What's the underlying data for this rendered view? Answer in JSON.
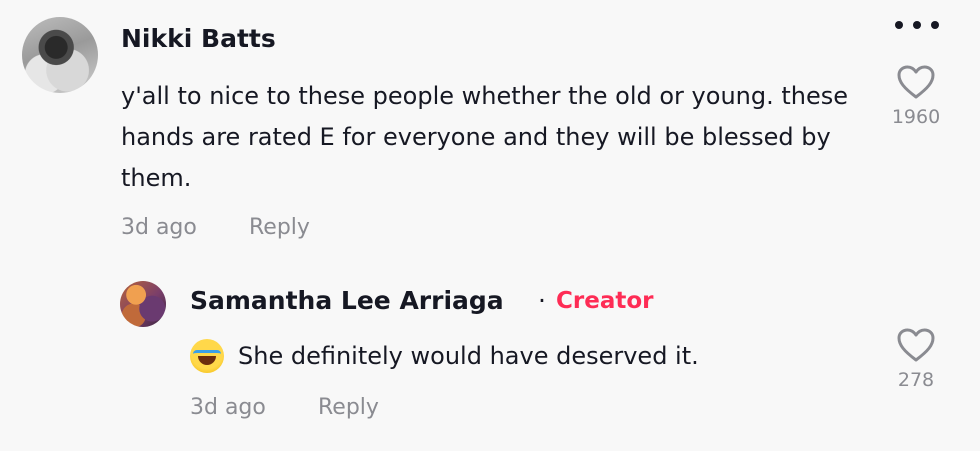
{
  "comment": {
    "username": "Nikki Batts",
    "text": "y'all to nice to these people whether the old or young. these hands are rated E for everyone and they will be blessed by them.",
    "time": "3d ago",
    "reply_label": "Reply",
    "like_count": "1960"
  },
  "reply": {
    "username": "Samantha Lee Arriaga",
    "separator": "·",
    "badge": "Creator",
    "emoji": "face-with-tears-of-joy",
    "text": "She definitely would have deserved it.",
    "time": "3d ago",
    "reply_label": "Reply",
    "like_count": "278"
  },
  "colors": {
    "background": "#f8f8f8",
    "text_primary": "#161823",
    "text_secondary": "#8a8b91",
    "creator_badge": "#fe2c55"
  },
  "icons": {
    "more": "more-horizontal-icon",
    "like": "heart-outline-icon"
  }
}
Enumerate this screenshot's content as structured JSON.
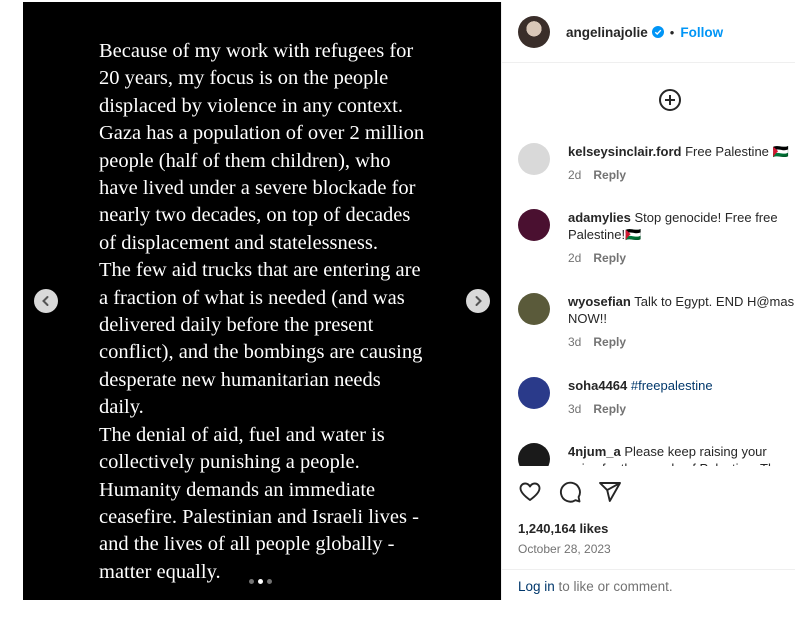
{
  "post": {
    "caption_lines": [
      "Because of my work with refugees for",
      "20 years, my focus is on the people",
      "displaced by violence in any context.",
      "Gaza has a population of over 2 million",
      "people (half of them children), who",
      "have lived under a severe blockade for",
      "nearly two decades, on top of decades",
      "of displacement and statelessness.",
      "The few aid trucks that are entering are",
      "a fraction of what is needed (and was",
      "delivered daily before the present",
      "conflict), and the bombings are causing",
      "desperate new humanitarian needs daily.",
      "The denial of aid, fuel and water is",
      "collectively punishing a people.",
      "Humanity demands an immediate",
      "ceasefire. Palestinian and Israeli lives -",
      "and the lives of all people globally -",
      "matter equally."
    ],
    "carousel": {
      "total": 3,
      "active_index": 1
    },
    "icons": {
      "prev": "chevron-left-icon",
      "next": "chevron-right-icon"
    }
  },
  "header": {
    "username": "angelinajolie",
    "separator": "•",
    "follow_label": "Follow",
    "verified_color": "#0095f6"
  },
  "comments": [
    {
      "user": "kelseysinclair.ford",
      "text": "Free Palestine 🇵🇸",
      "time": "2d",
      "reply": "Reply",
      "avatar_color": "#d9d9d9"
    },
    {
      "user": "adamylies",
      "text": "Stop genocide! Free free Palestine!🇵🇸",
      "time": "2d",
      "reply": "Reply",
      "avatar_color": "#4a1030"
    },
    {
      "user": "wyosefian",
      "text": "Talk to Egypt. END H@mas NOW!!",
      "time": "3d",
      "reply": "Reply",
      "avatar_color": "#5a5a3a"
    },
    {
      "user": "soha4464",
      "text": "#freepalestine",
      "time": "3d",
      "reply": "Reply",
      "avatar_color": "#2a3a8a"
    },
    {
      "user": "4njum_a",
      "text": "Please keep raising your voice for the people of Palestine. They are",
      "time": "",
      "reply": "",
      "avatar_color": "#1a1a1a"
    }
  ],
  "footer": {
    "likes": "1,240,164 likes",
    "date": "October 28, 2023",
    "login_link": "Log in",
    "login_rest": " to like or comment."
  },
  "colors": {
    "link": "#0095f6",
    "muted": "#737373",
    "hashtag": "#00376b"
  }
}
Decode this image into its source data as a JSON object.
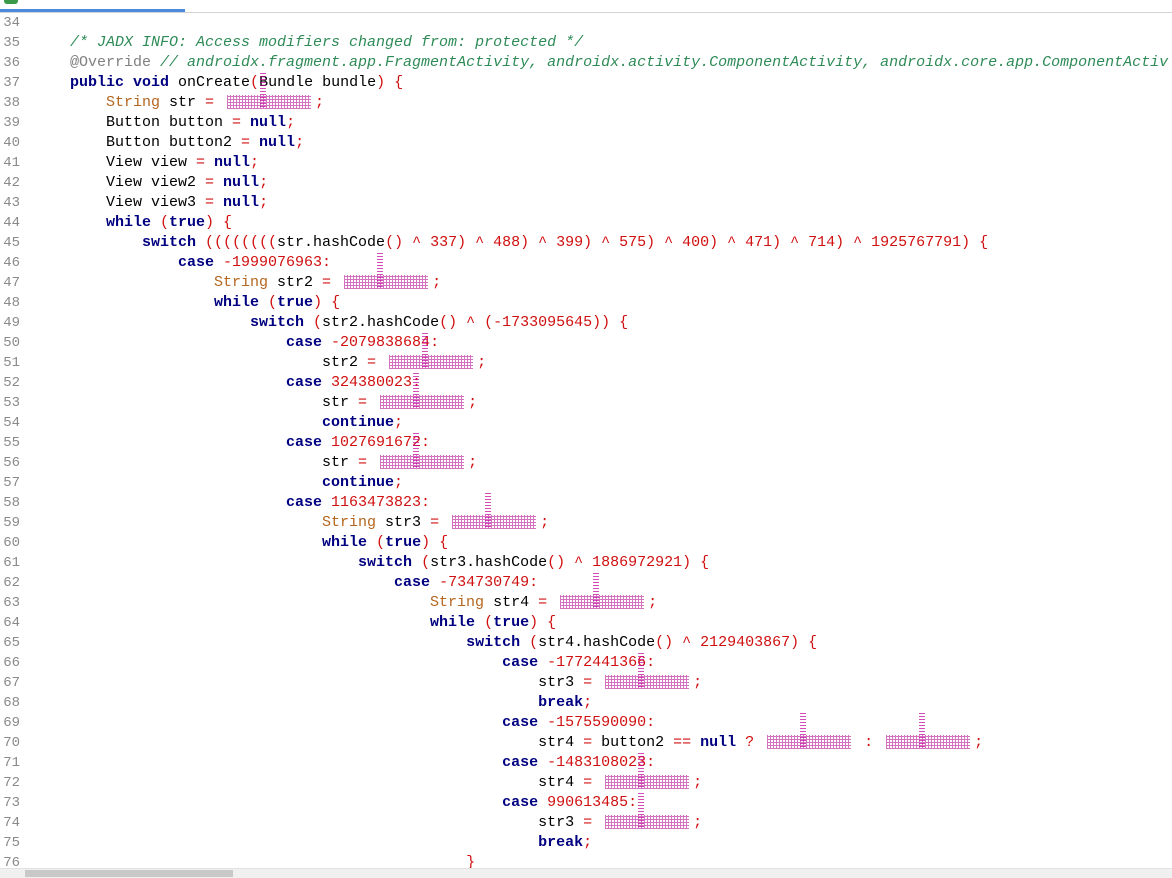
{
  "colors": {
    "keyword": "#000080",
    "comment": "#2e8b57",
    "annotation": "#808080",
    "type": "#b5651d",
    "punct": "#d01010",
    "obfuscated": "#b0008c",
    "tab_accent": "#4a89dc"
  },
  "code": {
    "lines": [
      {
        "num": "34",
        "indent": 0,
        "tokens": []
      },
      {
        "num": "35",
        "indent": 0,
        "tokens": [
          [
            "c",
            "/* JADX INFO: Access modifiers changed from: protected */"
          ]
        ]
      },
      {
        "num": "36",
        "indent": 0,
        "tokens": [
          [
            "a",
            "@Override "
          ],
          [
            "c",
            "// androidx.fragment.app.FragmentActivity, androidx.activity.ComponentActivity, androidx.core.app.ComponentActiv"
          ]
        ]
      },
      {
        "num": "37",
        "indent": 0,
        "tokens": [
          [
            "k",
            "public void "
          ],
          [
            "n",
            "onCreate"
          ],
          [
            "p",
            "("
          ],
          [
            "n",
            "Bundle bundle"
          ],
          [
            "p",
            ") {"
          ]
        ]
      },
      {
        "num": "38",
        "indent": 1,
        "tokens": [
          [
            "y",
            "String "
          ],
          [
            "n",
            "str "
          ],
          [
            "p",
            "= "
          ],
          [
            "s"
          ],
          [
            "p",
            ";"
          ]
        ]
      },
      {
        "num": "39",
        "indent": 1,
        "tokens": [
          [
            "n",
            "Button button "
          ],
          [
            "p",
            "= "
          ],
          [
            "k",
            "null"
          ],
          [
            "p",
            ";"
          ]
        ]
      },
      {
        "num": "40",
        "indent": 1,
        "tokens": [
          [
            "n",
            "Button button2 "
          ],
          [
            "p",
            "= "
          ],
          [
            "k",
            "null"
          ],
          [
            "p",
            ";"
          ]
        ]
      },
      {
        "num": "41",
        "indent": 1,
        "tokens": [
          [
            "n",
            "View view "
          ],
          [
            "p",
            "= "
          ],
          [
            "k",
            "null"
          ],
          [
            "p",
            ";"
          ]
        ]
      },
      {
        "num": "42",
        "indent": 1,
        "tokens": [
          [
            "n",
            "View view2 "
          ],
          [
            "p",
            "= "
          ],
          [
            "k",
            "null"
          ],
          [
            "p",
            ";"
          ]
        ]
      },
      {
        "num": "43",
        "indent": 1,
        "tokens": [
          [
            "n",
            "View view3 "
          ],
          [
            "p",
            "= "
          ],
          [
            "k",
            "null"
          ],
          [
            "p",
            ";"
          ]
        ]
      },
      {
        "num": "44",
        "indent": 1,
        "tokens": [
          [
            "k",
            "while "
          ],
          [
            "p",
            "("
          ],
          [
            "k",
            "true"
          ],
          [
            "p",
            ") {"
          ]
        ]
      },
      {
        "num": "45",
        "indent": 2,
        "tokens": [
          [
            "k",
            "switch "
          ],
          [
            "p",
            "(((((((("
          ],
          [
            "n",
            "str.hashCode"
          ],
          [
            "p",
            "() ^ 337) ^ 488) ^ 399) ^ 575) ^ 400) ^ 471) ^ 714) ^ 1925767791) {"
          ]
        ]
      },
      {
        "num": "46",
        "indent": 3,
        "tokens": [
          [
            "k",
            "case "
          ],
          [
            "p",
            "-1999076963:"
          ]
        ]
      },
      {
        "num": "47",
        "indent": 4,
        "tokens": [
          [
            "y",
            "String "
          ],
          [
            "n",
            "str2 "
          ],
          [
            "p",
            "= "
          ],
          [
            "s"
          ],
          [
            "p",
            ";"
          ]
        ]
      },
      {
        "num": "48",
        "indent": 4,
        "tokens": [
          [
            "k",
            "while "
          ],
          [
            "p",
            "("
          ],
          [
            "k",
            "true"
          ],
          [
            "p",
            ") {"
          ]
        ]
      },
      {
        "num": "49",
        "indent": 5,
        "tokens": [
          [
            "k",
            "switch "
          ],
          [
            "p",
            "("
          ],
          [
            "n",
            "str2.hashCode"
          ],
          [
            "p",
            "() ^ (-1733095645)) {"
          ]
        ]
      },
      {
        "num": "50",
        "indent": 6,
        "tokens": [
          [
            "k",
            "case "
          ],
          [
            "p",
            "-2079838684:"
          ]
        ]
      },
      {
        "num": "51",
        "indent": 7,
        "tokens": [
          [
            "n",
            "str2 "
          ],
          [
            "p",
            "= "
          ],
          [
            "s"
          ],
          [
            "p",
            ";"
          ]
        ]
      },
      {
        "num": "52",
        "indent": 6,
        "tokens": [
          [
            "k",
            "case "
          ],
          [
            "p",
            "324380023:"
          ]
        ]
      },
      {
        "num": "53",
        "indent": 7,
        "tokens": [
          [
            "n",
            "str "
          ],
          [
            "p",
            "= "
          ],
          [
            "s"
          ],
          [
            "p",
            ";"
          ]
        ]
      },
      {
        "num": "54",
        "indent": 7,
        "tokens": [
          [
            "k",
            "continue"
          ],
          [
            "p",
            ";"
          ]
        ]
      },
      {
        "num": "55",
        "indent": 6,
        "tokens": [
          [
            "k",
            "case "
          ],
          [
            "p",
            "1027691672:"
          ]
        ]
      },
      {
        "num": "56",
        "indent": 7,
        "tokens": [
          [
            "n",
            "str "
          ],
          [
            "p",
            "= "
          ],
          [
            "s"
          ],
          [
            "p",
            ";"
          ]
        ]
      },
      {
        "num": "57",
        "indent": 7,
        "tokens": [
          [
            "k",
            "continue"
          ],
          [
            "p",
            ";"
          ]
        ]
      },
      {
        "num": "58",
        "indent": 6,
        "tokens": [
          [
            "k",
            "case "
          ],
          [
            "p",
            "1163473823:"
          ]
        ]
      },
      {
        "num": "59",
        "indent": 7,
        "tokens": [
          [
            "y",
            "String "
          ],
          [
            "n",
            "str3 "
          ],
          [
            "p",
            "= "
          ],
          [
            "s"
          ],
          [
            "p",
            ";"
          ]
        ]
      },
      {
        "num": "60",
        "indent": 7,
        "tokens": [
          [
            "k",
            "while "
          ],
          [
            "p",
            "("
          ],
          [
            "k",
            "true"
          ],
          [
            "p",
            ") {"
          ]
        ]
      },
      {
        "num": "61",
        "indent": 8,
        "tokens": [
          [
            "k",
            "switch "
          ],
          [
            "p",
            "("
          ],
          [
            "n",
            "str3.hashCode"
          ],
          [
            "p",
            "() ^ 1886972921) {"
          ]
        ]
      },
      {
        "num": "62",
        "indent": 9,
        "tokens": [
          [
            "k",
            "case "
          ],
          [
            "p",
            "-734730749:"
          ]
        ]
      },
      {
        "num": "63",
        "indent": 10,
        "tokens": [
          [
            "y",
            "String "
          ],
          [
            "n",
            "str4 "
          ],
          [
            "p",
            "= "
          ],
          [
            "s"
          ],
          [
            "p",
            ";"
          ]
        ]
      },
      {
        "num": "64",
        "indent": 10,
        "tokens": [
          [
            "k",
            "while "
          ],
          [
            "p",
            "("
          ],
          [
            "k",
            "true"
          ],
          [
            "p",
            ") {"
          ]
        ]
      },
      {
        "num": "65",
        "indent": 11,
        "tokens": [
          [
            "k",
            "switch "
          ],
          [
            "p",
            "("
          ],
          [
            "n",
            "str4.hashCode"
          ],
          [
            "p",
            "() ^ 2129403867) {"
          ]
        ]
      },
      {
        "num": "66",
        "indent": 12,
        "tokens": [
          [
            "k",
            "case "
          ],
          [
            "p",
            "-1772441366:"
          ]
        ]
      },
      {
        "num": "67",
        "indent": 13,
        "tokens": [
          [
            "n",
            "str3 "
          ],
          [
            "p",
            "= "
          ],
          [
            "s"
          ],
          [
            "p",
            ";"
          ]
        ]
      },
      {
        "num": "68",
        "indent": 13,
        "tokens": [
          [
            "k",
            "break"
          ],
          [
            "p",
            ";"
          ]
        ]
      },
      {
        "num": "69",
        "indent": 12,
        "tokens": [
          [
            "k",
            "case "
          ],
          [
            "p",
            "-1575590090:"
          ]
        ]
      },
      {
        "num": "70",
        "indent": 13,
        "tokens": [
          [
            "n",
            "str4 "
          ],
          [
            "p",
            "= "
          ],
          [
            "n",
            "button2 "
          ],
          [
            "p",
            "== "
          ],
          [
            "k",
            "null "
          ],
          [
            "p",
            "? "
          ],
          [
            "s"
          ],
          [
            "p",
            " : "
          ],
          [
            "s"
          ],
          [
            "p",
            ";"
          ]
        ]
      },
      {
        "num": "71",
        "indent": 12,
        "tokens": [
          [
            "k",
            "case "
          ],
          [
            "p",
            "-1483108023:"
          ]
        ]
      },
      {
        "num": "72",
        "indent": 13,
        "tokens": [
          [
            "n",
            "str4 "
          ],
          [
            "p",
            "= "
          ],
          [
            "s"
          ],
          [
            "p",
            ";"
          ]
        ]
      },
      {
        "num": "73",
        "indent": 12,
        "tokens": [
          [
            "k",
            "case "
          ],
          [
            "p",
            "990613485:"
          ]
        ]
      },
      {
        "num": "74",
        "indent": 13,
        "tokens": [
          [
            "n",
            "str3 "
          ],
          [
            "p",
            "= "
          ],
          [
            "s"
          ],
          [
            "p",
            ";"
          ]
        ]
      },
      {
        "num": "75",
        "indent": 13,
        "tokens": [
          [
            "k",
            "break"
          ],
          [
            "p",
            ";"
          ]
        ]
      },
      {
        "num": "76",
        "indent": 11,
        "tokens": [
          [
            "p",
            "}"
          ]
        ]
      }
    ]
  }
}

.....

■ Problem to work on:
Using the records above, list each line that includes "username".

■ Response area:
    "username": "Nikki Batts",
    "username": "Samantha Lee Arriaga",
    "username": "angelinajolie",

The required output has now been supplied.